ASSIGNMENT: Please set down all of the data below verbatim.

(Data about app and page elements)
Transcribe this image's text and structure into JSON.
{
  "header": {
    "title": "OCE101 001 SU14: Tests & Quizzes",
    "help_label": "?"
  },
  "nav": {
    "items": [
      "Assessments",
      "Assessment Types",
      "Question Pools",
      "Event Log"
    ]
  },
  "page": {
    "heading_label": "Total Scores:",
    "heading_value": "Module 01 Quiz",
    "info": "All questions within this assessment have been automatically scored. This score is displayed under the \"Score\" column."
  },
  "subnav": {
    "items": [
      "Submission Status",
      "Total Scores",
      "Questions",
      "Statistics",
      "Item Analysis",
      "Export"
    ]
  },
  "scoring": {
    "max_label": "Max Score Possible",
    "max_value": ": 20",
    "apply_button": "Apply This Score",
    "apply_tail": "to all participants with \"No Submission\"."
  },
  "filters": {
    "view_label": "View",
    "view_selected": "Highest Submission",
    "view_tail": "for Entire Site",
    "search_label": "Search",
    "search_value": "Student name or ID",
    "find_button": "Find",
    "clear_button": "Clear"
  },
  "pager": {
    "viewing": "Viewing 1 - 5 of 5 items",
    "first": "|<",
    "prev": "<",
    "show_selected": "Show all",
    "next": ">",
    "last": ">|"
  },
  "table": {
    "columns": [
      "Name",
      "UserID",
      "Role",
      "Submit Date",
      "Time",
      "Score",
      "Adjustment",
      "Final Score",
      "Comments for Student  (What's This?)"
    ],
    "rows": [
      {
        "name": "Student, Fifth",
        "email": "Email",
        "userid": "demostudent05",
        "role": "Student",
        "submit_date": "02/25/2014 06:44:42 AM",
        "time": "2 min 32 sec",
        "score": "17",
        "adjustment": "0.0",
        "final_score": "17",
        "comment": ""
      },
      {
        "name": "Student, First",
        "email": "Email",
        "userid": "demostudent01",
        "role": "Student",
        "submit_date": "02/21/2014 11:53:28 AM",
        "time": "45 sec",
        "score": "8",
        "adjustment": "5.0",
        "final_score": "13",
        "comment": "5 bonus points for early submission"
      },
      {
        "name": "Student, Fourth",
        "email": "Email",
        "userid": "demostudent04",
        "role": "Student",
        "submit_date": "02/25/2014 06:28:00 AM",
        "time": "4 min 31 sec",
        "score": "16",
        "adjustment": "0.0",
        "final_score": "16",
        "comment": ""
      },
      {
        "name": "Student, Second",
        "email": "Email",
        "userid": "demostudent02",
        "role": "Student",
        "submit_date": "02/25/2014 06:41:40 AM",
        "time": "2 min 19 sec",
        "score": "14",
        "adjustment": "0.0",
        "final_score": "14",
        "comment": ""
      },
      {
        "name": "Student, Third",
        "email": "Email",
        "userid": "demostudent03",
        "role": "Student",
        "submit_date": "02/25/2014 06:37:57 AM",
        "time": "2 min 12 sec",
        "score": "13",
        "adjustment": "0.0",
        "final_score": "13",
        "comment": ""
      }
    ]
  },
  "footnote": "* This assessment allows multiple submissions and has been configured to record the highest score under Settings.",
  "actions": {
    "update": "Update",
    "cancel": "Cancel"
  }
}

PROBLEM SOLUTION:
Transcribe this image's text and structure into JSON.
{
  "header": {
    "title": "OCE101 001 SU14: Tests & Quizzes",
    "help_label": "?"
  },
  "nav": {
    "items": [
      "Assessments",
      "Assessment Types",
      "Question Pools",
      "Event Log"
    ]
  },
  "page": {
    "heading_label": "Total Scores:",
    "heading_value": "Module 01 Quiz",
    "info": "All questions within this assessment have been automatically scored. This score is displayed under the \"Score\" column."
  },
  "subnav": {
    "items": [
      "Submission Status",
      "Total Scores",
      "Questions",
      "Statistics",
      "Item Analysis",
      "Export"
    ]
  },
  "scoring": {
    "max_label": "Max Score Possible",
    "max_value": ": 20",
    "apply_button": "Apply This Score",
    "apply_tail": "to all participants with \"No Submission\"."
  },
  "filters": {
    "view_label": "View",
    "view_selected": "Highest Submission",
    "view_tail": "for Entire Site",
    "search_label": "Search",
    "search_value": "Student name or ID",
    "find_button": "Find",
    "clear_button": "Clear"
  },
  "pager": {
    "viewing": "Viewing 1 - 5 of 5 items",
    "first": "|<",
    "prev": "<",
    "show_selected": "Show all",
    "next": ">",
    "last": ">|"
  },
  "table": {
    "columns": [
      "Name",
      "UserID",
      "Role",
      "Submit Date",
      "Time",
      "Score",
      "Adjustment",
      "Final Score",
      "Comments for Student  (What's This?)"
    ],
    "rows": [
      {
        "name": "Student, Fifth",
        "email": "Email",
        "userid": "demostudent05",
        "role": "Student",
        "submit_date": "02/25/2014 06:44:42 AM",
        "time": "2 min 32 sec",
        "score": "17",
        "adjustment": "0.0",
        "final_score": "17",
        "comment": ""
      },
      {
        "name": "Student, First",
        "email": "Email",
        "userid": "demostudent01",
        "role": "Student",
        "submit_date": "02/21/2014 11:53:28 AM",
        "time": "45 sec",
        "score": "8",
        "adjustment": "5.0",
        "final_score": "13",
        "comment": "5 bonus points for early submission"
      },
      {
        "name": "Student, Fourth",
        "email": "Email",
        "userid": "demostudent04",
        "role": "Student",
        "submit_date": "02/25/2014 06:28:00 AM",
        "time": "4 min 31 sec",
        "score": "16",
        "adjustment": "0.0",
        "final_score": "16",
        "comment": ""
      },
      {
        "name": "Student, Second",
        "email": "Email",
        "userid": "demostudent02",
        "role": "Student",
        "submit_date": "02/25/2014 06:41:40 AM",
        "time": "2 min 19 sec",
        "score": "14",
        "adjustment": "0.0",
        "final_score": "14",
        "comment": ""
      },
      {
        "name": "Student, Third",
        "email": "Email",
        "userid": "demostudent03",
        "role": "Student",
        "submit_date": "02/25/2014 06:37:57 AM",
        "time": "2 min 12 sec",
        "score": "13",
        "adjustment": "0.0",
        "final_score": "13",
        "comment": ""
      }
    ]
  },
  "footnote": "* This assessment allows multiple submissions and has been configured to record the highest score under Settings.",
  "actions": {
    "update": "Update",
    "cancel": "Cancel"
  }
}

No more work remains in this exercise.